“Stolen Things, Paul Rooney, just unbelievable stuff… it’s a genuine sense of excitement every time something comes through from him.” Mark Whitby (Dandelion Radio). Nov. 2019.

“That fantastic thing was Stolen Things (The Creeping Things Remix) by Paul Rooney.” Fenny, On the Wire (BBC Radio Lancashire). 20/10/2019.

“Excellent stuff. That’s just the kind of thing that Dandelion Radio exists for, to play you stuff like that…” Rocker (Dandelion Radio). Oct. 2019.

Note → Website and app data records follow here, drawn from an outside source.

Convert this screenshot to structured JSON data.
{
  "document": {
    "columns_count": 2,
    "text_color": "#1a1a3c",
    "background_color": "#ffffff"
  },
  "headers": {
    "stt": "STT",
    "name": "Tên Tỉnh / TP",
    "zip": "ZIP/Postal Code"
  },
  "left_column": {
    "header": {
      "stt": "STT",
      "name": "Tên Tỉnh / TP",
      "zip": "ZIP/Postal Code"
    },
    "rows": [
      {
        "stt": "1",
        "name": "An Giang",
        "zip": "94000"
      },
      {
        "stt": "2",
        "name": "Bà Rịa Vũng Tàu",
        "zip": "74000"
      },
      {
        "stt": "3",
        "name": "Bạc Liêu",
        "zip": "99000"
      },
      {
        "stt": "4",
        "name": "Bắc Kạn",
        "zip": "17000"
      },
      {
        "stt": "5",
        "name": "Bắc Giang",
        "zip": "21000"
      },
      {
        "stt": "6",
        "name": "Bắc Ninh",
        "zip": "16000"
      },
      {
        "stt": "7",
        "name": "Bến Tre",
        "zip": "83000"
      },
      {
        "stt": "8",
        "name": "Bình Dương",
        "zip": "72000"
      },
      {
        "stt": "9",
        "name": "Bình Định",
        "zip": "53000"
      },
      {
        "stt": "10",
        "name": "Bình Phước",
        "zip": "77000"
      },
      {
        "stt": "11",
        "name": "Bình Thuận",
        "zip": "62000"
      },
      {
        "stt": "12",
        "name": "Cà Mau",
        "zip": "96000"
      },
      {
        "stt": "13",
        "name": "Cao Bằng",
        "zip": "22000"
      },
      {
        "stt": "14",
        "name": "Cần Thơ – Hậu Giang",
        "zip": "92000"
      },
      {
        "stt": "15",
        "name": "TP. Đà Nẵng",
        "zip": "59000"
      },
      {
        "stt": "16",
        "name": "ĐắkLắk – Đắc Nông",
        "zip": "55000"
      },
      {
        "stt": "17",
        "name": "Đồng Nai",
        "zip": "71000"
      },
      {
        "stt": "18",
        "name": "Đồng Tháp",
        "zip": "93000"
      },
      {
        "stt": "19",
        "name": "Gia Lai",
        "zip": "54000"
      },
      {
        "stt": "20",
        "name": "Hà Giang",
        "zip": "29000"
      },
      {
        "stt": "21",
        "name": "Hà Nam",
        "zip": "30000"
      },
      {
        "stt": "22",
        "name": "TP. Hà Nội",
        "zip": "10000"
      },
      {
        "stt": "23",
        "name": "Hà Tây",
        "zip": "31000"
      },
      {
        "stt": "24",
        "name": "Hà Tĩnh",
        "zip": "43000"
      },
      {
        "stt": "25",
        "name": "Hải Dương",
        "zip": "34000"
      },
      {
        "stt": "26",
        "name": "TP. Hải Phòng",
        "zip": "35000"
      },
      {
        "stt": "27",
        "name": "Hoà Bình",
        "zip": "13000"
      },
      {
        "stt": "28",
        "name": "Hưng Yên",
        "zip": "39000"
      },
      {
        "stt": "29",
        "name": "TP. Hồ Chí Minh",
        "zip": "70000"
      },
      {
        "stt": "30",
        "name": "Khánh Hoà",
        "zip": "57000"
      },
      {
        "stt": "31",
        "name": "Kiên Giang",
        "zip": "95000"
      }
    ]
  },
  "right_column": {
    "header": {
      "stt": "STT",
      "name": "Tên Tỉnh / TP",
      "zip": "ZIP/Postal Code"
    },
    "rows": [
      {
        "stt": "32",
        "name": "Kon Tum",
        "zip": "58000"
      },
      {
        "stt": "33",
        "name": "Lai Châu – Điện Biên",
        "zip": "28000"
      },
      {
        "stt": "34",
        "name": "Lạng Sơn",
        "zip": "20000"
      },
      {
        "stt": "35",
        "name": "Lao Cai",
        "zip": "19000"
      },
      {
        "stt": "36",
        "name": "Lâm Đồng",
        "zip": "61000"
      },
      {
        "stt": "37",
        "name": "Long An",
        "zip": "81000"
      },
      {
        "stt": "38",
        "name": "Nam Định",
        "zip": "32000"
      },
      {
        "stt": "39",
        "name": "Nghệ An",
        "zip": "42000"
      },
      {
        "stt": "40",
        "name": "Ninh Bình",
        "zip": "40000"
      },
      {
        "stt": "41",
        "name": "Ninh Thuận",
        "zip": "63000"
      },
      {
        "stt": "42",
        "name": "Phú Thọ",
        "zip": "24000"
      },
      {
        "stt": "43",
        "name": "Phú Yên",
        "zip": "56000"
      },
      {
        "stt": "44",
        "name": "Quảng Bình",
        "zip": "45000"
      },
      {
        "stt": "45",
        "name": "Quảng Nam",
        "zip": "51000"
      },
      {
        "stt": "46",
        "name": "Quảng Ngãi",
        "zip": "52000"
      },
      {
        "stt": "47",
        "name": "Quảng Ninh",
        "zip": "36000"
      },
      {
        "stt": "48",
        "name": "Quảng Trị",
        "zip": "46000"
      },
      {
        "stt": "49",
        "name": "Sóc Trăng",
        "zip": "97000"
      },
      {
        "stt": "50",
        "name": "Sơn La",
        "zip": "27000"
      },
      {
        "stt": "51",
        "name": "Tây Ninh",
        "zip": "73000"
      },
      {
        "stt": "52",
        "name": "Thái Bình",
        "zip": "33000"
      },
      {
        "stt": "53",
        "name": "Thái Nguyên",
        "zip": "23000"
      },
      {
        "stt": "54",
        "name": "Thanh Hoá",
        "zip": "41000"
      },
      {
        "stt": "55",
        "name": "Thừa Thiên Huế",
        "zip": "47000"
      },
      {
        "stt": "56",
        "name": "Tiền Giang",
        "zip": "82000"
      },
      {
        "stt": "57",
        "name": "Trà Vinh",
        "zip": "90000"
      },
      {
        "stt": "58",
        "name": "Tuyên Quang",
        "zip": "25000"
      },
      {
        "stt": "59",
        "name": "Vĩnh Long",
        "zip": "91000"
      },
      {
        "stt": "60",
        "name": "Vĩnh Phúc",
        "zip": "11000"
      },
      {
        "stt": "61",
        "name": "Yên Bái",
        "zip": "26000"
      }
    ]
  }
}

“… very highly crafted and beautifully done, and really challenging.” Roger Hill, The Popular Music Show (BBC Radio Merseyside). 23/09/2019.

“Marvellous, Paul Rooney’s Stolen Things, a remix by the mysterious Creeping Things…” Zaph Mann, In Memory of John Peel Show (KFFP Radio, Portland and podcast). 15/09/2019.

“It’s far too out there for any measurable commercial success, but, make no mistake, this is a fucking masterpiece.” Gavin Hellyer (Bandcamp website). Sept. 2019.

“…buzzes with exuberant crowd noise, while naive unaccompanied singing blends into robotic contemporary vocals… Propelled by a youthful joyfulness, it sounds as though there’s a joyous energy in resisting authority and oppressive power structures.” Tessa Norton (The Wire magazine), May 2019 review of the original museum installation work.